Kyo-saki or Kyoto-gata eel knives are associated with the city and culinary centre of Kyoto. These knives have a tall, short blade and a proud spine that acts as an angle-guide for sharpening. Some Japanese websites state that the spine is useful for tapping the eel-pin into the cutting board. Hmmm. 

Nagoya-saki eel knives look much like a bamboo knife - small, slender and thick - and are said to be the most traditional form of Japanese eel knife. The handle is comparatively long, the blade is rounded for safety. Those eels are slippery little things.

Kyushu-gata eel knives appear to vary in profile from smith to smith, generally they are short and solid and shorter and taller in the blade compared to the Nagoya style. Some combine the rounded point with an Edo-saki-like two-stage edge. Interesting.

Osaka-saki eel knives look a lot like a beefy kiridashi. No handle.

There's one more, the dojou eel knife. This is a compact version of the Edo-saki with a blade as short as four or five inches. Not sure if it's for cutting dojou (pond loach) or is so named because it's around the same length sans handle. Dojou are the little eel-like fish that are placed swimming in a pot and then burrow into cool tofu as the water is brought to the boil.

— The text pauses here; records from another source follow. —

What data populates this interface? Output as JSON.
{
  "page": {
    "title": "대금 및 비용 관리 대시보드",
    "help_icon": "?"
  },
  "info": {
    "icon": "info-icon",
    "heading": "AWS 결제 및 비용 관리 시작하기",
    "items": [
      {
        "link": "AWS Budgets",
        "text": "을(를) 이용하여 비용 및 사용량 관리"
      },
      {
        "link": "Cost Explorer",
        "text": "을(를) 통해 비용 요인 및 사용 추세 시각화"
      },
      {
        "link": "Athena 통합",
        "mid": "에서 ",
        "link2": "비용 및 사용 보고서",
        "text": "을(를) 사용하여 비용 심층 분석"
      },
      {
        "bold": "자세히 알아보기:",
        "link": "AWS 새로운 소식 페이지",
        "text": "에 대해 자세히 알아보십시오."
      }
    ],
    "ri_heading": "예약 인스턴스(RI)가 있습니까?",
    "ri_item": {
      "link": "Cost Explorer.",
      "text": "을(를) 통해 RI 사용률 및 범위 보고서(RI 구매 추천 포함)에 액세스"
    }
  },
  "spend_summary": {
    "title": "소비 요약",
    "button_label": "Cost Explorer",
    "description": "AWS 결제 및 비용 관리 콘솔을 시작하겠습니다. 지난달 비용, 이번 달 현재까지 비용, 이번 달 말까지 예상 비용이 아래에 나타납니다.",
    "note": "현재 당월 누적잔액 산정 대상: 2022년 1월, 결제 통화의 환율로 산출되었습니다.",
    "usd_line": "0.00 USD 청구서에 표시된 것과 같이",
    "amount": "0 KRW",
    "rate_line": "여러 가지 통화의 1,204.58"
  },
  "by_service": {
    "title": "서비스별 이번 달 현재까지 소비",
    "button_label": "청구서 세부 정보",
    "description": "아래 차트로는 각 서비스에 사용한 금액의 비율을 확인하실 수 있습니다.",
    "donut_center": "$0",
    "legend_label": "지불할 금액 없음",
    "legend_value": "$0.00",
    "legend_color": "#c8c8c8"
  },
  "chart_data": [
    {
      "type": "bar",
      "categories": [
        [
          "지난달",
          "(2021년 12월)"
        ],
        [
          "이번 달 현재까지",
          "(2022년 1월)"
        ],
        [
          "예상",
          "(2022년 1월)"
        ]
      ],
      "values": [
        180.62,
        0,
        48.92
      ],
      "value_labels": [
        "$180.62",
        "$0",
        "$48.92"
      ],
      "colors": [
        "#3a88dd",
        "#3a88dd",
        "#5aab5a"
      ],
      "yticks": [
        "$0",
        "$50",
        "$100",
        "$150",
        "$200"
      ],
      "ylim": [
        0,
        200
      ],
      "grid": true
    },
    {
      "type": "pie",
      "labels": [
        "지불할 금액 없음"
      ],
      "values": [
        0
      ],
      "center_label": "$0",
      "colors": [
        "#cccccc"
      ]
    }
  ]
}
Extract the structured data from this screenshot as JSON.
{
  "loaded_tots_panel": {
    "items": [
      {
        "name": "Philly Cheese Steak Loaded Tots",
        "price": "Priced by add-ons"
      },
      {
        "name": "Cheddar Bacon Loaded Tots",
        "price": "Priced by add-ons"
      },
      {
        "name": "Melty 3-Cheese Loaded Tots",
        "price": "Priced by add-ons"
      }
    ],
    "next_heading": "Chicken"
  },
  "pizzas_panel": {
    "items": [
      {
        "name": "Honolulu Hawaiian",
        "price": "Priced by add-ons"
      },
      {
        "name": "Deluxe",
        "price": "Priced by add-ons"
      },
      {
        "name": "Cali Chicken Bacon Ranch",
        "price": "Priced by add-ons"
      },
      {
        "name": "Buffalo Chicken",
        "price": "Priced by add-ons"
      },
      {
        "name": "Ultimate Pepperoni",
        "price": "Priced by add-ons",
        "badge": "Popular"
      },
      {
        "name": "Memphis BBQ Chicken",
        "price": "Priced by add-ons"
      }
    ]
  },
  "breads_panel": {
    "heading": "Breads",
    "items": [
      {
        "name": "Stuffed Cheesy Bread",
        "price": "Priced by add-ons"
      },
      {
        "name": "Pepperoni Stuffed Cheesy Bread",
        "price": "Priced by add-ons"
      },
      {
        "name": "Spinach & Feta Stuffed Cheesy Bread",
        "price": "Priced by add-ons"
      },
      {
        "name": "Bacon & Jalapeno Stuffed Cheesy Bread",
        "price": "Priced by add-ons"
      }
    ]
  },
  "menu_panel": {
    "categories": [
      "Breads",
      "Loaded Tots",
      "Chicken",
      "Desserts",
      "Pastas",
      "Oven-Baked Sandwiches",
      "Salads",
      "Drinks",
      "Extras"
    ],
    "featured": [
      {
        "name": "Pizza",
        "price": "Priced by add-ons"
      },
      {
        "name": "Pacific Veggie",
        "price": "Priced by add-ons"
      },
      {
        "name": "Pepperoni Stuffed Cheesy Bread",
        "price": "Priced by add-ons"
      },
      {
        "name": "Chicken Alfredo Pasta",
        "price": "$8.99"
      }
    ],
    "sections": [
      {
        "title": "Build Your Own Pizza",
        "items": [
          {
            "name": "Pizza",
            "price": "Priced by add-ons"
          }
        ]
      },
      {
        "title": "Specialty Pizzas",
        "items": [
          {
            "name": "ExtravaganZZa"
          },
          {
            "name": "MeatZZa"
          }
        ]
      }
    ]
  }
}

Some eel trivia for you. Leonardo da Vinci was a fan, apparently. His grocery receipts and the inclusion of eels with slices of orange on the table of The Last Supper support the theory. We like the idea that in 1498, while Leonardo was painting his masterpiece in Milan, throughout Japan the forebears of today's blade smiths were creating masterpieces of their own, in steel.